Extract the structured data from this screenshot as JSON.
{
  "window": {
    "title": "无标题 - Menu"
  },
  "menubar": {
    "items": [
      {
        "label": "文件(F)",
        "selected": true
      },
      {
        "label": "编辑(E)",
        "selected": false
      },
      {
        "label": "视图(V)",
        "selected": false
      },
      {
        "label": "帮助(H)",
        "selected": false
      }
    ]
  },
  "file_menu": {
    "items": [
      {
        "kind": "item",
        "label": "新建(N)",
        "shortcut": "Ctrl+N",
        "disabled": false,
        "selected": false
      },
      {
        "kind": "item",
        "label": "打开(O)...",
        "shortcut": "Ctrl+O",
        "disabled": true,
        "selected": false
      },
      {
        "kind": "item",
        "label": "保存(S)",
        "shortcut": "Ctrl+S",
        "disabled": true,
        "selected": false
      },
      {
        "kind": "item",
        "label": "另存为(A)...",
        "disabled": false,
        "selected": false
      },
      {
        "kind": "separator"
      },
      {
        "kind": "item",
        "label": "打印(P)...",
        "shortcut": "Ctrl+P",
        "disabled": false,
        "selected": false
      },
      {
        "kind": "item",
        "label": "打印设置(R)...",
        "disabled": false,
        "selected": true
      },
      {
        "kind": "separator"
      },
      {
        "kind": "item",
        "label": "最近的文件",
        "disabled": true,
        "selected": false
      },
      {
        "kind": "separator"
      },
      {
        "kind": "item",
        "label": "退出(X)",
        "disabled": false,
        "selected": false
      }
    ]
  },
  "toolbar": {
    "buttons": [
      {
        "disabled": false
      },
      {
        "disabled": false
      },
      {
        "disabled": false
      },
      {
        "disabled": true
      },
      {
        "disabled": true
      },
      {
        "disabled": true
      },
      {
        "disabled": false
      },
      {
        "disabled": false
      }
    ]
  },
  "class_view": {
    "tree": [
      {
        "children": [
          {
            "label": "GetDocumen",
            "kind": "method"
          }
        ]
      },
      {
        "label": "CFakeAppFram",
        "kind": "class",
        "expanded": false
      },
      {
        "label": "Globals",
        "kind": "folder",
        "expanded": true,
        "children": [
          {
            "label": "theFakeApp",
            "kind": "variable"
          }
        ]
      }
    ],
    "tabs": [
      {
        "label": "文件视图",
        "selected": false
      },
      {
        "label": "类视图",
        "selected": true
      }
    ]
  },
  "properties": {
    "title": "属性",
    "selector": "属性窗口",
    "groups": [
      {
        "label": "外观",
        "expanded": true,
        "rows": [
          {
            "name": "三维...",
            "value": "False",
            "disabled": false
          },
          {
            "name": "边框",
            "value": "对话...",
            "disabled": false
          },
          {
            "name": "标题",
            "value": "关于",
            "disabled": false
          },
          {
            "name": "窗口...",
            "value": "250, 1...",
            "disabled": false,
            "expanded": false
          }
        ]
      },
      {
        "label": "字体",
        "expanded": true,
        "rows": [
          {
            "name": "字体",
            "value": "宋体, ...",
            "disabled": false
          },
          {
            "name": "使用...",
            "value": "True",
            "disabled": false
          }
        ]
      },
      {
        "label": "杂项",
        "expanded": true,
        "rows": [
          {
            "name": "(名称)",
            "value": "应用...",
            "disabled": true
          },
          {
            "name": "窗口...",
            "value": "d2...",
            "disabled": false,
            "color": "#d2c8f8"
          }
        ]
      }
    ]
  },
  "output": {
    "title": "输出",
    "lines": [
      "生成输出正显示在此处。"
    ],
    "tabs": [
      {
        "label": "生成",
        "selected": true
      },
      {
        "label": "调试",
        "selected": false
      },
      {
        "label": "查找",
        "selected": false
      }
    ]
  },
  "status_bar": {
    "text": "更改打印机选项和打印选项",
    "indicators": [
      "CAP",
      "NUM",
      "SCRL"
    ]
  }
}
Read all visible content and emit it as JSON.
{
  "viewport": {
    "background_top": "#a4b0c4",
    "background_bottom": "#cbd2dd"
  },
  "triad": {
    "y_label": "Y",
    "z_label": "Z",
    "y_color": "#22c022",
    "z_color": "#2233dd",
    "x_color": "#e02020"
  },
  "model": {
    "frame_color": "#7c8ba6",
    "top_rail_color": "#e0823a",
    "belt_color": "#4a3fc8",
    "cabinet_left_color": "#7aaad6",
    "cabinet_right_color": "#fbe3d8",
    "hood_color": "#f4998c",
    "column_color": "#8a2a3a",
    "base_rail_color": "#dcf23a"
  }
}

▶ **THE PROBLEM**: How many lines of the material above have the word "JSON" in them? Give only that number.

▶ **WRITTEN ANSWER**: 2